Before we solve that problem, I first want to point out that I've changed a few more things:

  • The Node class is now responsible for generating new ids, a class attribute Node._index is used instead of a global.
  • I used a __slots__ class attribute to save memory overhead.
  • The write_roots and write_row functions return the new set of nodes they generated instead of changing a mutable empty list you pass in.
  • The csv module is used; you are writing a CSV file, using this module makes that task vastly simpler.
  • The csv.writer() instance is passed to the functions as a parameter instead of the functions using the file object as a global.
  • I used randrange(1, 11) instead to avoid generating 0 children at a level. If you want a random depth, alter the outer loop (xrange(9)) instead.

If you are not fussed about the order nodes are written to the CSV file, you can switch to using generators instead. The following version writes nodes in depth first order as opposed to breath first in the first version, but uses vastly less memory:

import collections

def write_roots(roots, writer):
    for x in xrange(roots):
        node = Node('root{}'.format(x))
        writer.writerow([node.id, node.name, ''])
        yield node

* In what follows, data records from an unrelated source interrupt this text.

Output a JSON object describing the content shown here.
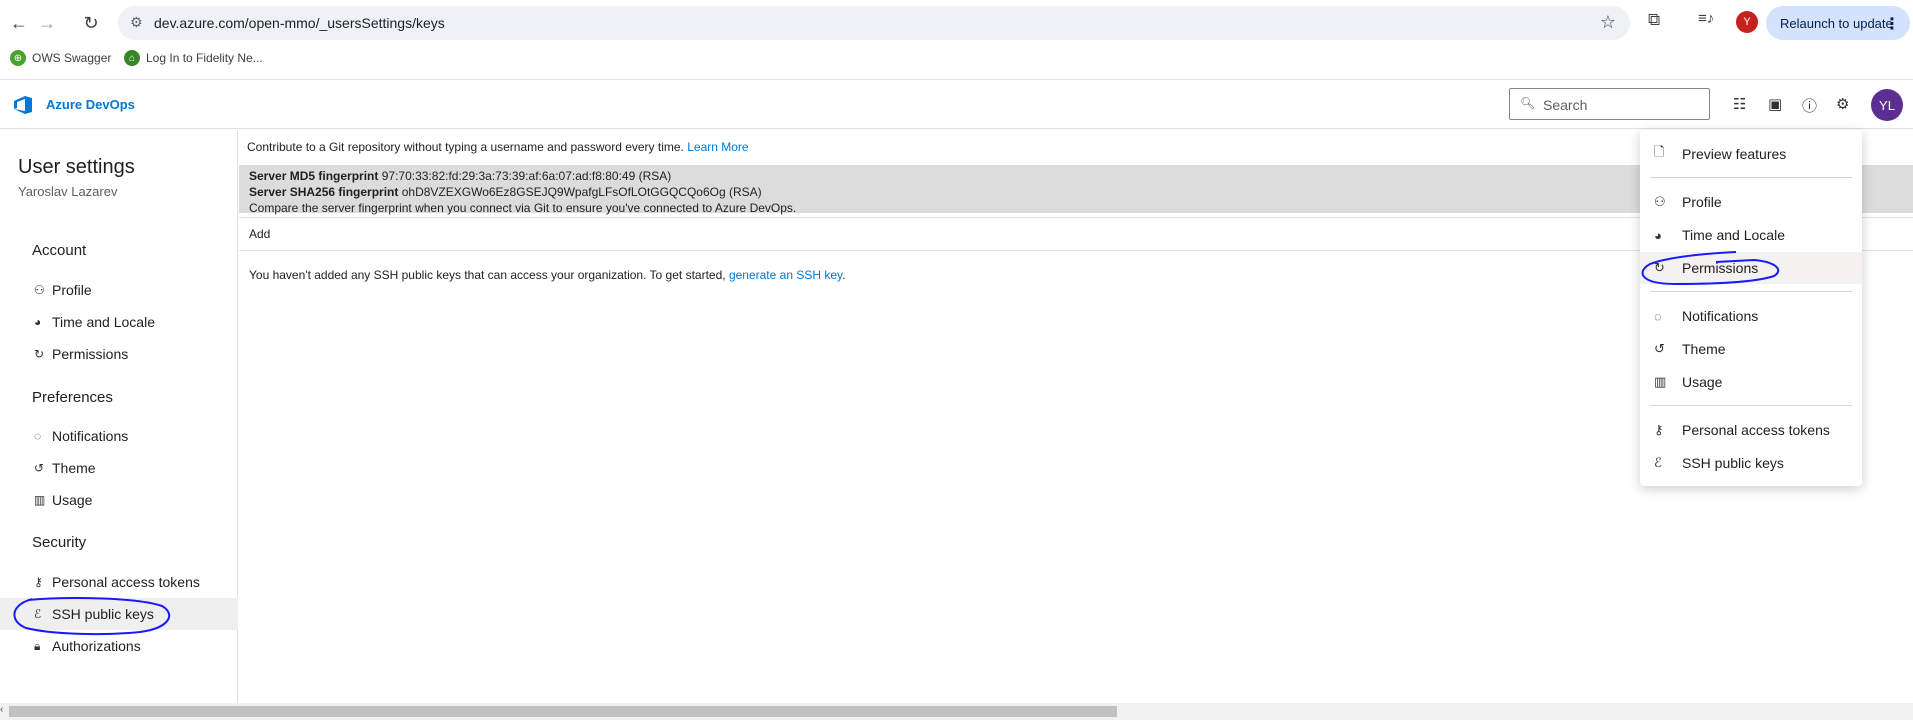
{
  "browser": {
    "url": "dev.azure.com/open-mmo/_usersSettings/keys",
    "relaunch_label": "Relaunch to update",
    "profile_initial": "Y",
    "bookmarks": [
      {
        "label": "OWS Swagger",
        "icon": "swagger-icon",
        "color": "#49a32b"
      },
      {
        "label": "Log In to Fidelity Ne...",
        "icon": "fidelity-icon",
        "color": "#368727"
      }
    ]
  },
  "header": {
    "product": "Azure DevOps",
    "search_placeholder": "Search",
    "avatar_initials": "YL",
    "brand_color": "#0078d4",
    "avatar_color": "#5c2e91"
  },
  "sidebar": {
    "title": "User settings",
    "user_name": "Yaroslav Lazarev",
    "sections": [
      {
        "heading": "Account",
        "items": [
          {
            "label": "Profile",
            "icon": "profile-icon"
          },
          {
            "label": "Time and Locale",
            "icon": "globe-icon"
          },
          {
            "label": "Permissions",
            "icon": "refresh-icon"
          }
        ]
      },
      {
        "heading": "Preferences",
        "items": [
          {
            "label": "Notifications",
            "icon": "chat-icon"
          },
          {
            "label": "Theme",
            "icon": "theme-icon"
          },
          {
            "label": "Usage",
            "icon": "chart-icon"
          }
        ]
      },
      {
        "heading": "Security",
        "items": [
          {
            "label": "Personal access tokens",
            "icon": "key-icon"
          },
          {
            "label": "SSH public keys",
            "icon": "fingerprint-icon",
            "active": true
          },
          {
            "label": "Authorizations",
            "icon": "lock-icon"
          }
        ]
      }
    ]
  },
  "main": {
    "intro_text": "Contribute to a Git repository without typing a username and password every time.",
    "learn_more": "Learn More",
    "md5_label": "Server MD5 fingerprint",
    "md5_value": "97:70:33:82:fd:29:3a:73:39:af:6a:07:ad:f8:80:49 (RSA)",
    "sha_label": "Server SHA256 fingerprint",
    "sha_value": "ohD8VZEXGWo6Ez8GSEJQ9WpafgLFsOfLOtGGQCQo6Og (RSA)",
    "compare_note": "Compare the server fingerprint when you connect via Git to ensure you've connected to Azure DevOps.",
    "add_label": "Add",
    "empty_text": "You haven't added any SSH public keys that can access your organization. To get started,",
    "empty_link": "generate an SSH key",
    "empty_end": "."
  },
  "menu": {
    "items": [
      {
        "label": "Preview features",
        "icon": "page-icon"
      },
      {
        "label": "Profile",
        "icon": "profile-icon"
      },
      {
        "label": "Time and Locale",
        "icon": "globe-icon"
      },
      {
        "label": "Permissions",
        "icon": "refresh-icon",
        "highlighted": true
      },
      {
        "label": "Notifications",
        "icon": "chat-icon"
      },
      {
        "label": "Theme",
        "icon": "theme-icon"
      },
      {
        "label": "Usage",
        "icon": "chart-icon"
      },
      {
        "label": "Personal access tokens",
        "icon": "key-icon"
      },
      {
        "label": "SSH public keys",
        "icon": "fingerprint-icon"
      }
    ]
  },
  "annotation_color": "#1a1aff"
}
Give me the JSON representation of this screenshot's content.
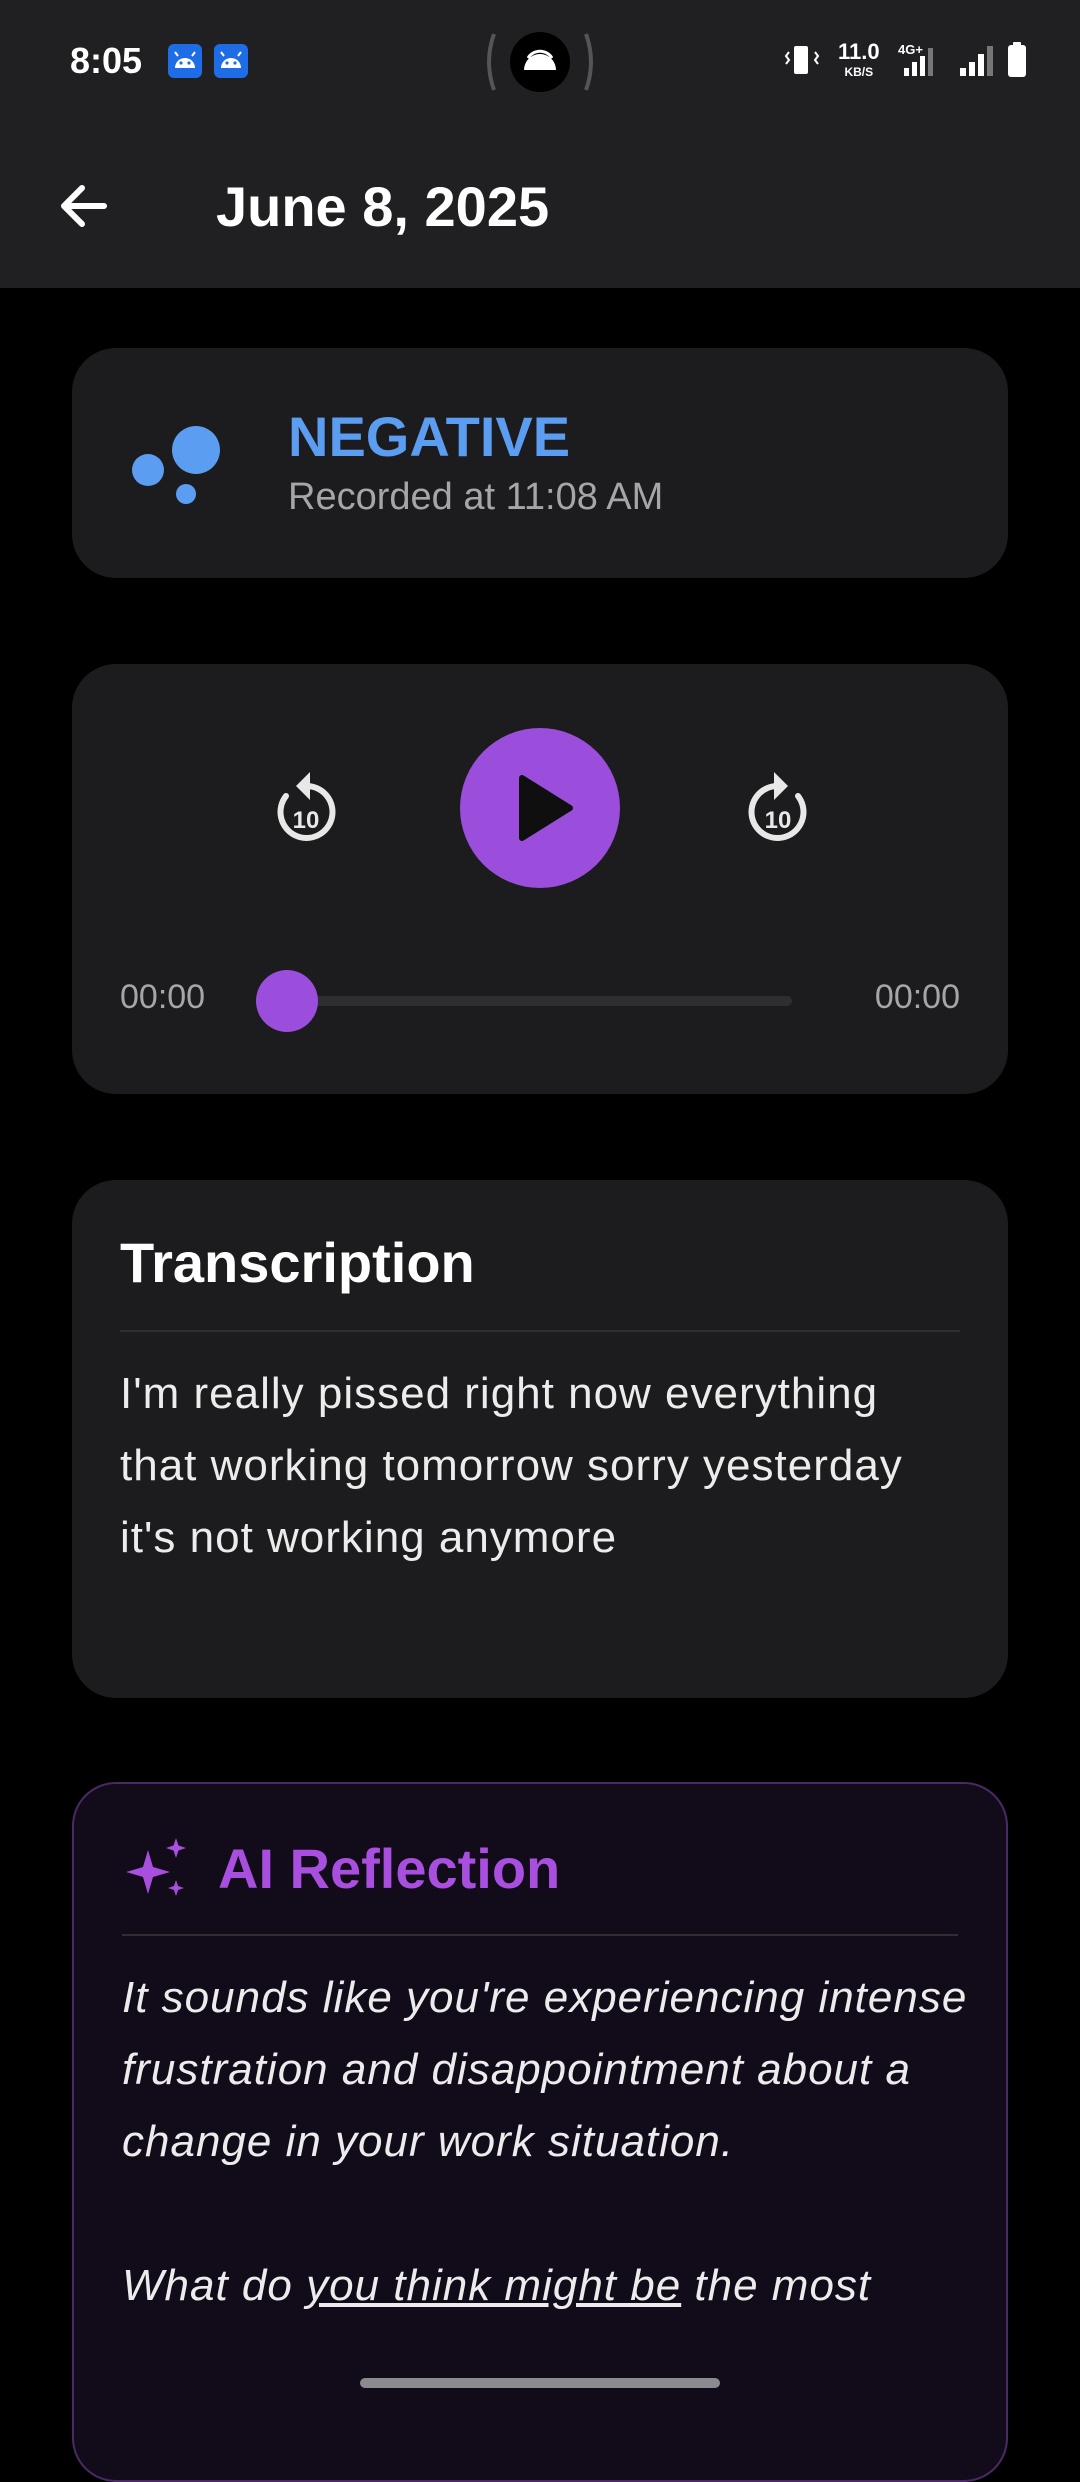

def write_row(parent_nodes, writer, children):
    for parent_node in parent_nodes:
        for x in xrange(children):
            node = Node('cat{}-{}'.format(parent_node.id, x), parent_node.id)
            writer.writerow([node.id, node.name, node.parent])
            yield node

roots = 1000

with open("data.csv", "wb") as f:
    writer = csv.writer(f)

    nodes = write_roots(roots, writer)

    expected_total = leaf_nodes = roots
    for i in xrange(9):
        childcount = random.randrange(1, 11)
        leaf_nodes *= childcount
        expected_total += leaf_nodes
        print 'Generating row {} with {} nodes per parent'.format(i + 1, childcount)
        nodes = write_row(nodes, writer, childcount)

    print 'Writing out {} nodes'.format(expected_total)
    # we need to loop over the last `nodes` generator to have everything written to a file:
    collections.deque(nodes, maxlen=0)  # empty generator without storing anything

This solution only needs to keep up to 10 nodes at a time in memory, no more.

A test run with lower randrange() limits created half a million nodes in a fraction of a second. When the random number of children picked is closer to 10 for each depth, the generators take a little longer, but you can generate a full tree in an hour or so still.

Your next problem will be one of disk space. A CSV file containing some 8 billion nodes (an average case) should take a mere 250GB of storage for example. But, potentially, you can generate up to 1.111 trillion nodes, resulting in a 62TB CSV file.

share|improve this answer
    
Your answer doesn't solve the problem. The list gets very big at the end and eats all the memory. Thanks for refactoring the code :-) – madmed May 7 '13 at 10:41
    
@madmed: That is because you are generating too many leaf nodes here. I've proposed a second solution that'll only generate 10 nodes at a time at most. – Martijn Pieters May 7 '13 at 10:46
    
Thanks, it works! I didn't use collections/deque before so I will try to learn more about it. How can I track the progress of the write operation. – madmed May 7 '13 at 13:58
    
It is an efficiency trick; the deque is the fastest way to loop over the generator while ignoring the output. You don't need to know anything about what a deque does for this. – Martijn Pieters May 7 '13 at 14:07

Another depth-first, generator-based solution...

import random

next_id = 0

def gen(depth, parent_id=None):
    global next_id
    if parent_id is None:
        nodes = 1000
    else:
        nodes = random.randrange(0, 10)
    for i in range(nodes):
        next_id += 1
        if parent_id is None:
            name = 'root%d' % i
            yield '%d, %s, NULL' % (next_id, name)
        else:
            name = 'cat%d-%d' % (parent_id, next_id)
            yield '%d, %s, %s' % (next_id, name, parent_id)
        if depth > 1:
            for s in gen(depth-1, next_id):
                yield s

f = open('data.csv', 'wb')
for l in gen(6):
    f.write('%s\n') % l
f.close()
share|improve this answer

Your Answer

 
discard

By posting your answer, you agree to the privacy policy and terms of service.

Not the answer you're looking for? Browse other questions tagged or ask your own question.